ASSIGNMENT:
Filter the records below, keeping only lines with the string "JSON".

Start of DATA LISTING

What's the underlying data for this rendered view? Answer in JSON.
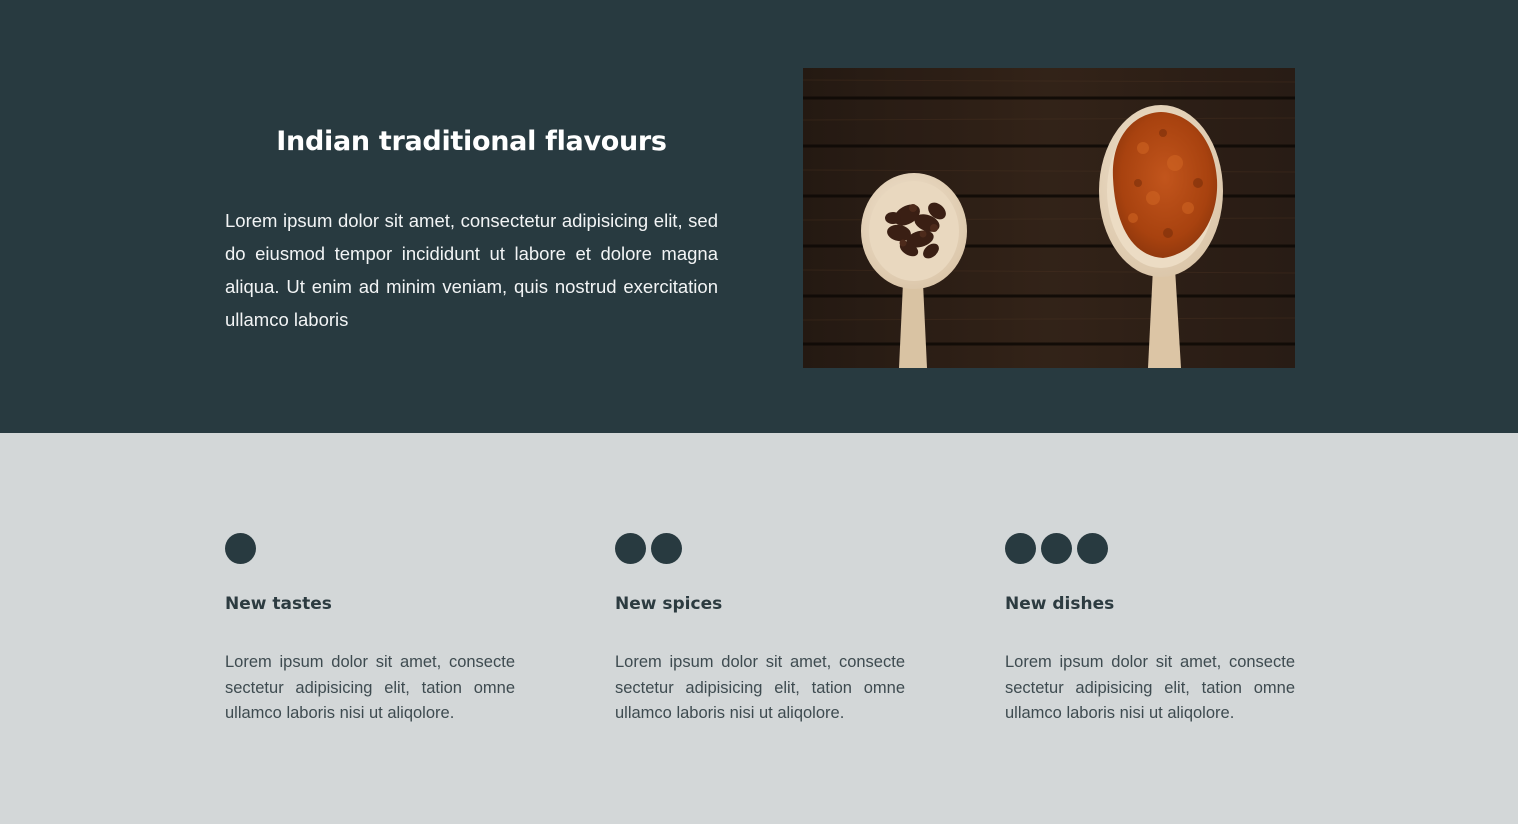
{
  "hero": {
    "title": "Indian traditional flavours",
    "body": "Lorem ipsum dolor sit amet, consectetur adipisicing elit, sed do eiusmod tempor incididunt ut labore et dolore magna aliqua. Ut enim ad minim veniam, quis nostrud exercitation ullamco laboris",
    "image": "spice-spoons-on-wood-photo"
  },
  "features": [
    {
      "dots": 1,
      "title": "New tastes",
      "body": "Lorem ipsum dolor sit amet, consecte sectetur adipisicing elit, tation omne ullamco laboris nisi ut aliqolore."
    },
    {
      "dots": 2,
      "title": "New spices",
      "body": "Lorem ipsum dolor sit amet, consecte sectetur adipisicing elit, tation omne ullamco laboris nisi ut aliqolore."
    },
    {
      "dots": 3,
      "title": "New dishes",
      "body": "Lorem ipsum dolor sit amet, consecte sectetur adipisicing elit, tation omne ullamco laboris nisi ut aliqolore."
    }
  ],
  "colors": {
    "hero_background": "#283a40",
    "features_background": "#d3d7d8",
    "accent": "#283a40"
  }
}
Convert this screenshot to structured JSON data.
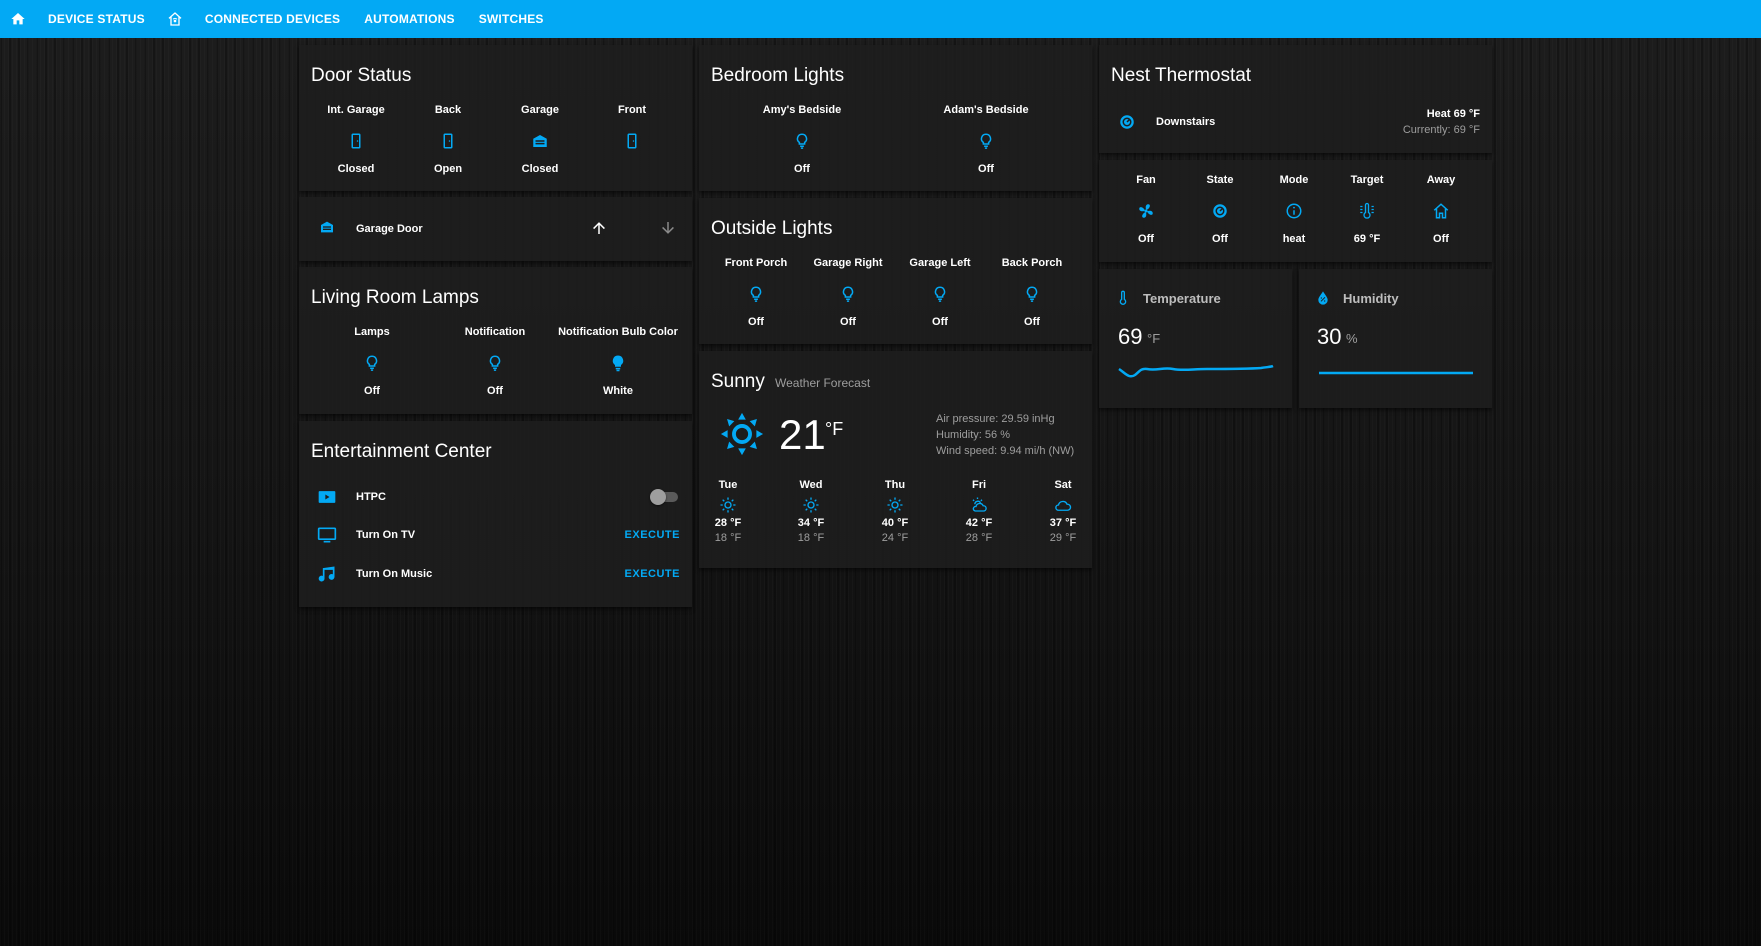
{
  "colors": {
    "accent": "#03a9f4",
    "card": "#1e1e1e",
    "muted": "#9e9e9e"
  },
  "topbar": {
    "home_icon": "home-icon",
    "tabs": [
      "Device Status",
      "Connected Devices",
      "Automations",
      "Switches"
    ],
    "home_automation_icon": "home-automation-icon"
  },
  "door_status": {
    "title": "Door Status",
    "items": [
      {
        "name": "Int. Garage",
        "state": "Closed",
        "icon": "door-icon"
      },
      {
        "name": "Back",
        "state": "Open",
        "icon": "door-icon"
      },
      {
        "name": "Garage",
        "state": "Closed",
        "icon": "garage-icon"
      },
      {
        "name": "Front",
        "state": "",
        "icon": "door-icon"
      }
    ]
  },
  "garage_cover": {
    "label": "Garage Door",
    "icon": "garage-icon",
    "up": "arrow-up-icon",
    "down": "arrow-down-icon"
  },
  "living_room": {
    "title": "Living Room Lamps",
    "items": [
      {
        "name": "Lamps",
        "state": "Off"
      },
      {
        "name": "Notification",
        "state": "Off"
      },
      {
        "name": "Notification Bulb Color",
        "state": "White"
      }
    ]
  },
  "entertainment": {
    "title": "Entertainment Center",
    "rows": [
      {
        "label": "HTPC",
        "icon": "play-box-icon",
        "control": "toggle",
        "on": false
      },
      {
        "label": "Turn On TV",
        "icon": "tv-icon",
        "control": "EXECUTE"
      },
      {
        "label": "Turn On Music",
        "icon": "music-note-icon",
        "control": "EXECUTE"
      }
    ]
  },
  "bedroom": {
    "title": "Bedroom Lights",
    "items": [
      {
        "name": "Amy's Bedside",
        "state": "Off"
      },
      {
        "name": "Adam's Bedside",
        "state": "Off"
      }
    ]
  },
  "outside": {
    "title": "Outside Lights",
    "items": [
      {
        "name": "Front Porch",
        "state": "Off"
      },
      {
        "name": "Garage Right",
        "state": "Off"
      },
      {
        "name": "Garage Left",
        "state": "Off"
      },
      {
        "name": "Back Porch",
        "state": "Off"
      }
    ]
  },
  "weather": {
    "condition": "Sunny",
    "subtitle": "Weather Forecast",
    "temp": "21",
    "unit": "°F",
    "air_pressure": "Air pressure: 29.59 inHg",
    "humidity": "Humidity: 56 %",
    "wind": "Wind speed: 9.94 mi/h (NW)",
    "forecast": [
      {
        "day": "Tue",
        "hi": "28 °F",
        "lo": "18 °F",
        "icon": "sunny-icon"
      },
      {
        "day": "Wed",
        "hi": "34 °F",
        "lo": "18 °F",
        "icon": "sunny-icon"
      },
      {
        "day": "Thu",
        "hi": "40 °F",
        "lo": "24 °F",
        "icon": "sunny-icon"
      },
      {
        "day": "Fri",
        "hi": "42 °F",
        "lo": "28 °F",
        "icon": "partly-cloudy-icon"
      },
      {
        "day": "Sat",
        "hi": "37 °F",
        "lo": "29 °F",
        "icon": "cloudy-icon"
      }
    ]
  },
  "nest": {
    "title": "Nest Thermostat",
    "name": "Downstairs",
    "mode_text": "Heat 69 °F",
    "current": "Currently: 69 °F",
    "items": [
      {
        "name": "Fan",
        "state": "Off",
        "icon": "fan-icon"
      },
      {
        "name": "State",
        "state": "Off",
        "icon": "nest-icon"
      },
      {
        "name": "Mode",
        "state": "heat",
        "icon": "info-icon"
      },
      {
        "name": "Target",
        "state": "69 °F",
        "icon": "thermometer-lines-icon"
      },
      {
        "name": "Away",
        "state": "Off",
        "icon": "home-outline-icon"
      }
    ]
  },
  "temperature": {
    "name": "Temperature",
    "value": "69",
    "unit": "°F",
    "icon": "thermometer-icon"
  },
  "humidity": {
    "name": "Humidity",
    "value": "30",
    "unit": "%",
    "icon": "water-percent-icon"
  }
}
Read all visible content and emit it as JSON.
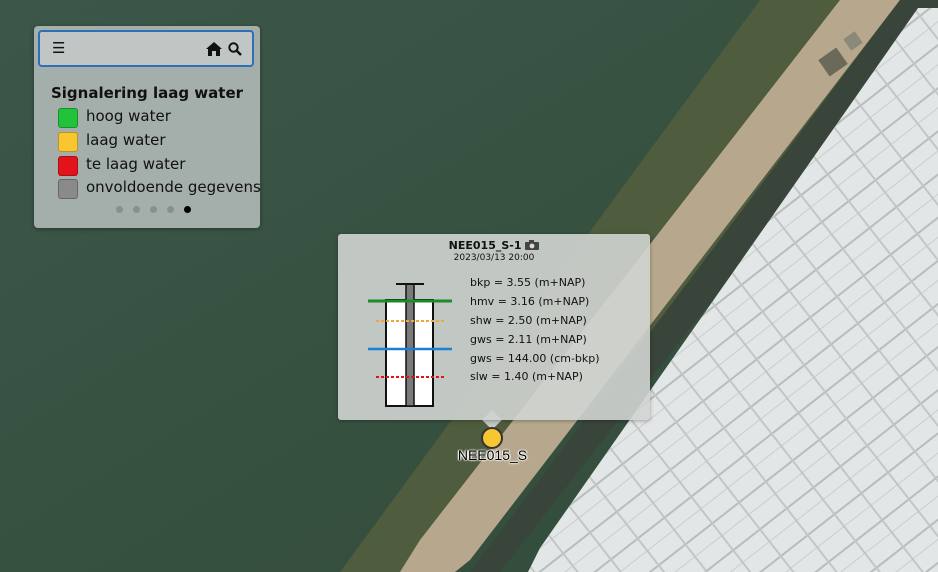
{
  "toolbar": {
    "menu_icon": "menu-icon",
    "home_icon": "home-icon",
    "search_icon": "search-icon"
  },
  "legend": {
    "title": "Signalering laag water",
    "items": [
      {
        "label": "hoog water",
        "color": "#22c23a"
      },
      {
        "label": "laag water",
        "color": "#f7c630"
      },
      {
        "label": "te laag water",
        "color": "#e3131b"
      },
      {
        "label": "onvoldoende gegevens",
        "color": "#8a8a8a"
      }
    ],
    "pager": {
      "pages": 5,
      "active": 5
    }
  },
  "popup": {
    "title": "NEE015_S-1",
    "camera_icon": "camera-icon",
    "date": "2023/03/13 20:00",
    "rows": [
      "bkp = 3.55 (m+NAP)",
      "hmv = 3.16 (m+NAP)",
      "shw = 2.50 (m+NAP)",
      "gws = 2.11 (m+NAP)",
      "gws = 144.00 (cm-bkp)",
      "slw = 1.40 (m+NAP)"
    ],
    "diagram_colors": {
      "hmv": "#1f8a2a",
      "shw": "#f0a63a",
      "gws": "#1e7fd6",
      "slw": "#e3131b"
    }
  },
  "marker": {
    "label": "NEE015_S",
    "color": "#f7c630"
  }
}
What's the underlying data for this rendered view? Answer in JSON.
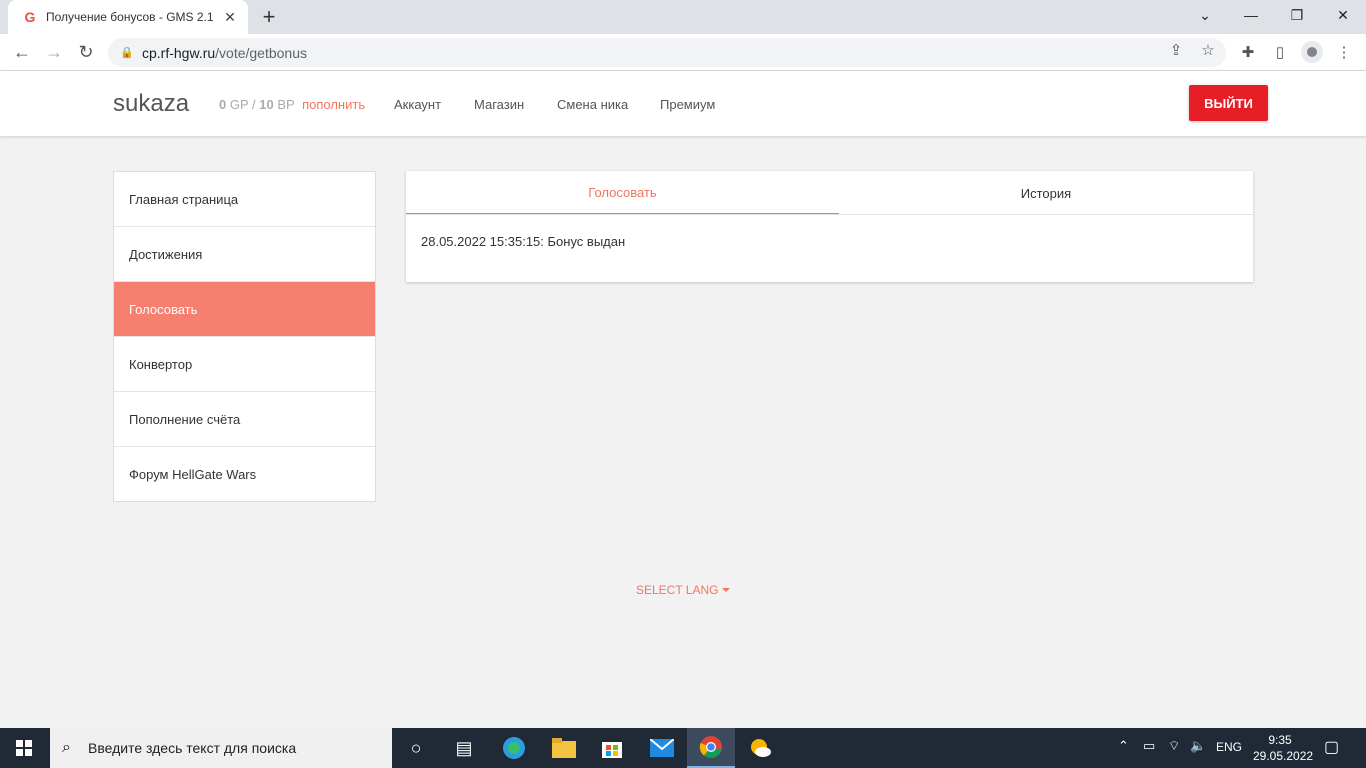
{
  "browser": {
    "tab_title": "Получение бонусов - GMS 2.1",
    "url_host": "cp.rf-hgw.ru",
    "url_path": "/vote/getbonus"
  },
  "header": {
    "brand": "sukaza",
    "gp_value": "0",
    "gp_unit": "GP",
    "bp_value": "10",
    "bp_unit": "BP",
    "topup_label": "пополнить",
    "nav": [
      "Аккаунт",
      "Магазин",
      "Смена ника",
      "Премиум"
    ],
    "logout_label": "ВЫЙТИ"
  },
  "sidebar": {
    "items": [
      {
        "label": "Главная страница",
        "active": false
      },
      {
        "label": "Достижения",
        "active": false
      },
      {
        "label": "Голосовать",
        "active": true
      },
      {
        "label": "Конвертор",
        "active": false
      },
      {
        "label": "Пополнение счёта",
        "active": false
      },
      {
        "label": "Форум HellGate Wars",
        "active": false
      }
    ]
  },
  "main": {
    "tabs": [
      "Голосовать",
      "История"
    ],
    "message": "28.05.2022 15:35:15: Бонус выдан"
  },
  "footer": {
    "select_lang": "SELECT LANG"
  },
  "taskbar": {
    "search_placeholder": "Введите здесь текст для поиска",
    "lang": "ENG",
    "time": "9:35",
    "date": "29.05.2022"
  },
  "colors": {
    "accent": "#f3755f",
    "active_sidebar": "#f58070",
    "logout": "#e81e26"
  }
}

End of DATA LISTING

RESPONSE TO THIS EXERCISE:
What's the underlying data for this rendered view? Answer in JSON.
Convert this screenshot to structured JSON data.
Read all visible content and emit it as JSON.
What's the underlying data for this rendered view? Answer in JSON.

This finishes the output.